An orphaned sea otter pup found abandoned near Hoonah is doing well in a new nursery in Seward.
"He is very tiny, pretty fragile, but eating vigorously and is stable for the moment," said Christine DeCourtney of the Alaska SeaLife Center in Seward. "For this tiny little bundle, you wouldn't believe the amount of care. We have a 24-hour nursery set up, staffed for around-the-clock caring for him."
The male otter nicknamed Elfin spent about three hours in Juneau on Sunday between flights. The pup, whose plaintive cries resemble those of a human infant, attracted attention at the Juneau Airport, where Alaska Airlines staff gathered around to snap photos. He arrived in Seward on Monday.
The pup was orphaned in Gull Cove, about 27 miles northwest of Hoonah, not far from Elfin Cove, said Elizabeth Wolfe, a veterinarian with the Southeast Alaska Veterinary Clinic who cared for the pup when it was flown to Juneau.
"It was picked up by fishermen in Gull Cove. Apparently a pod of orcas was trying to get fish out of their nets and bumping their boats and being aggressive. The fishermen were trying to pull in their nets quickly and get away and saw a baby otter all by itself," Wolfe said.
The fishermen were unable to locate the baby's mother after watching for several hours, so they retrieved the pup, DeCourtney said.
The fishermen took the otter to a lodge, which called the Seattle Zoo, which called the SeaLife Center, said DeCourtney, external affairs director at the center.
Pam Tuomi, a veterinarian with the center, asked Wolfe to be her temporary otter sitter. Following a recipe given to her by Tuomi, Wolfe whipped up a batch of baby sea otter formula, a blend of light cream, cod liver oil, clams, Pedialite (a bottled water for dehydrated infants) and squid.
"It really liked that bottle," said Wolfe, who estimated the otter was two to six days old and weighed 3 pounds.
Because he is so small, Elfin is considered high risk.
Young sea otters require constant attention. Elfin must be fed, bathed and groomed every two hours. Regulating his temperature is difficult, as his fur needs to be kept clean with frequent dips in a salt water bath to rinse off formula.
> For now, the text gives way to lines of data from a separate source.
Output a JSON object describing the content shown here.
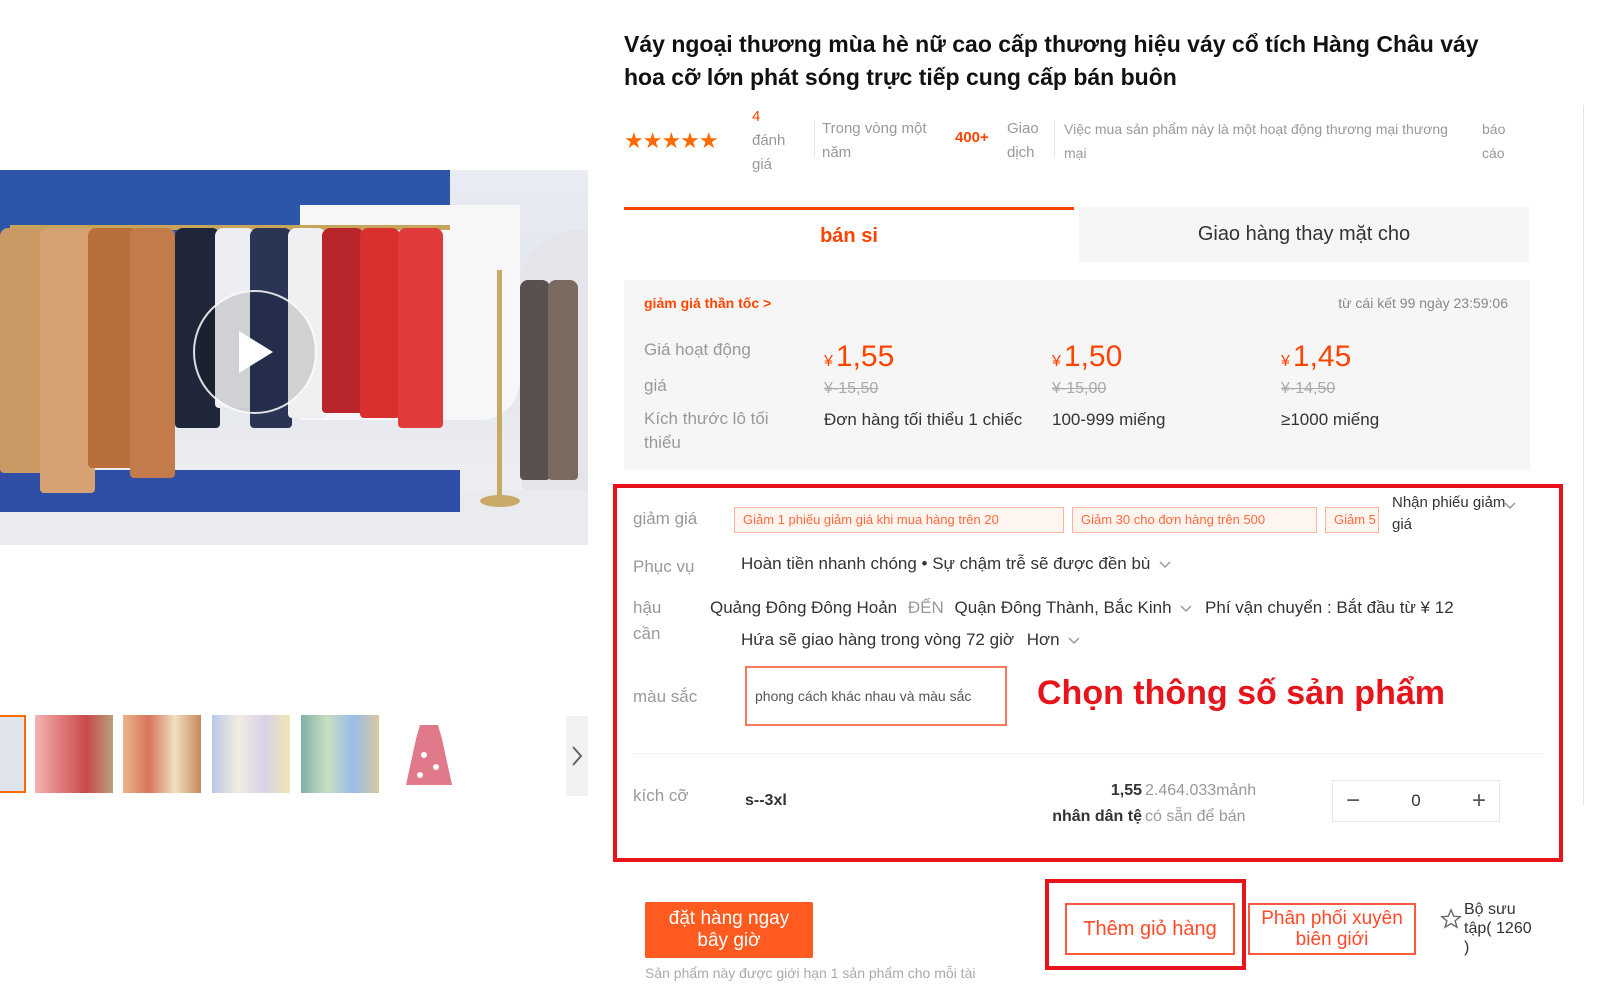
{
  "product": {
    "title": "Váy ngoại thương mùa hè nữ cao cấp thương hiệu váy cổ tích Hàng Châu váy hoa cỡ lớn phát sóng trực tiếp cung cấp bán buôn"
  },
  "stats": {
    "stars": "★★★★★",
    "review_count": "4",
    "review_label": "đánh giá",
    "period": "Trong vòng một năm",
    "deal_count": "400+",
    "deal_label": "Giao dịch",
    "trade_note": "Việc mua sản phẩm này là một hoạt động thương mại thương mại",
    "report": "báo cáo"
  },
  "tabs": {
    "wholesale": "bán si",
    "dropship": "Giao hàng thay mặt cho"
  },
  "price_box": {
    "promo_link": "giảm giá thần tốc >",
    "countdown": "từ cái kết 99 ngày 23:59:06",
    "label_activity": "Giá hoạt động",
    "label_price": "giá",
    "label_min_batch": "Kích thước lô tối thiểu",
    "currency": "¥",
    "tiers": [
      {
        "price": "1,55",
        "original": "¥-15,50",
        "qty": "Đơn hàng tối thiểu 1 chiếc"
      },
      {
        "price": "1,50",
        "original": "¥-15,00",
        "qty": "100-999 miếng"
      },
      {
        "price": "1,45",
        "original": "¥-14,50",
        "qty": "≥1000 miếng"
      }
    ]
  },
  "sku": {
    "discount_label": "giảm giá",
    "coupons": [
      "Giảm 1 phiếu giảm giá khi mua hàng trên 20",
      "Giảm 30 cho đơn hàng trên 500",
      "Giảm 5"
    ],
    "coupon_receive": "Nhận phiếu giảm giá",
    "service_label": "Phục vụ",
    "service_text": "Hoàn tiền nhanh chóng • Sự chậm trễ sẽ được đền bù",
    "logistics_label": "hậu cần",
    "ship_from": "Quảng Đông Đông Hoản",
    "ship_to_word": "ĐẾN",
    "ship_to": "Quận Đông Thành, Bắc Kinh",
    "shipping_fee": "Phí vận chuyển : Bắt đầu từ ¥ 12",
    "delivery_promise": "Hứa sẽ giao hàng trong vòng 72 giờ",
    "more": "Hơn",
    "color_label": "màu sắc",
    "color_option": "phong cách khác nhau và màu sắc",
    "callout": "Chọn thông số sản phẩm",
    "size_label": "kích cỡ",
    "size_value": "s--3xl",
    "unit_price": "1,55",
    "unit_currency": "nhân dân tệ",
    "stock_count": "2.464.033mảnh",
    "stock_label": "có sẵn để bán",
    "quantity": "0",
    "minus": "−",
    "plus": "+"
  },
  "actions": {
    "order_now": "đặt hàng ngay bây giờ",
    "add_to_cart": "Thêm giỏ hàng",
    "cross_border": "Phân phối xuyên biên giới",
    "collection": "Bộ sưu tập( 1260 )",
    "order_note": "Sản phẩm này được giới hạn 1 sản phẩm cho mỗi tài"
  },
  "colors": {
    "accent": "#ff4400",
    "highlight_red": "#e8141b",
    "order_button": "#ff5a1f",
    "price_box_bg": "#f6f6f7"
  },
  "icons": {
    "play": "play-icon",
    "star": "star-icon",
    "chevron_down": "chevron-down-icon",
    "chevron_right": "chevron-right-icon",
    "star_outline": "star-outline-icon"
  }
}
Elfin must then be dried to avoid chilling; drying can take an hour or more. To avoid overheating, he sleeps on a bed of water-filled bags, which simulates wave motion. Once Elfin reaches six weeks old, he will begin to groom himself and can be weaned, DeCourtney said.
SeaLife Center rehabilitation coordinator/veterinarian Natalie Noll said Elfin will not be returned to the sea if he survives.
"It is not possible with young sea otters. The constant care and handling they require imprints a strong association with people," she said.
Because the center does not have a sea otter habitat, staff are assisting the U.S. Fish and Wildlife Service in finding a permanent home for Elfin. Only eight facilities in the world have lodging suitable for northern sea otters, said Lee Kellar, husbandry director at the center. "We hope to find him a home where he will fit into a captive breeding management program and can be properly socialized."
Ann Chandonnet can be reached at firstname.lastname@example.org.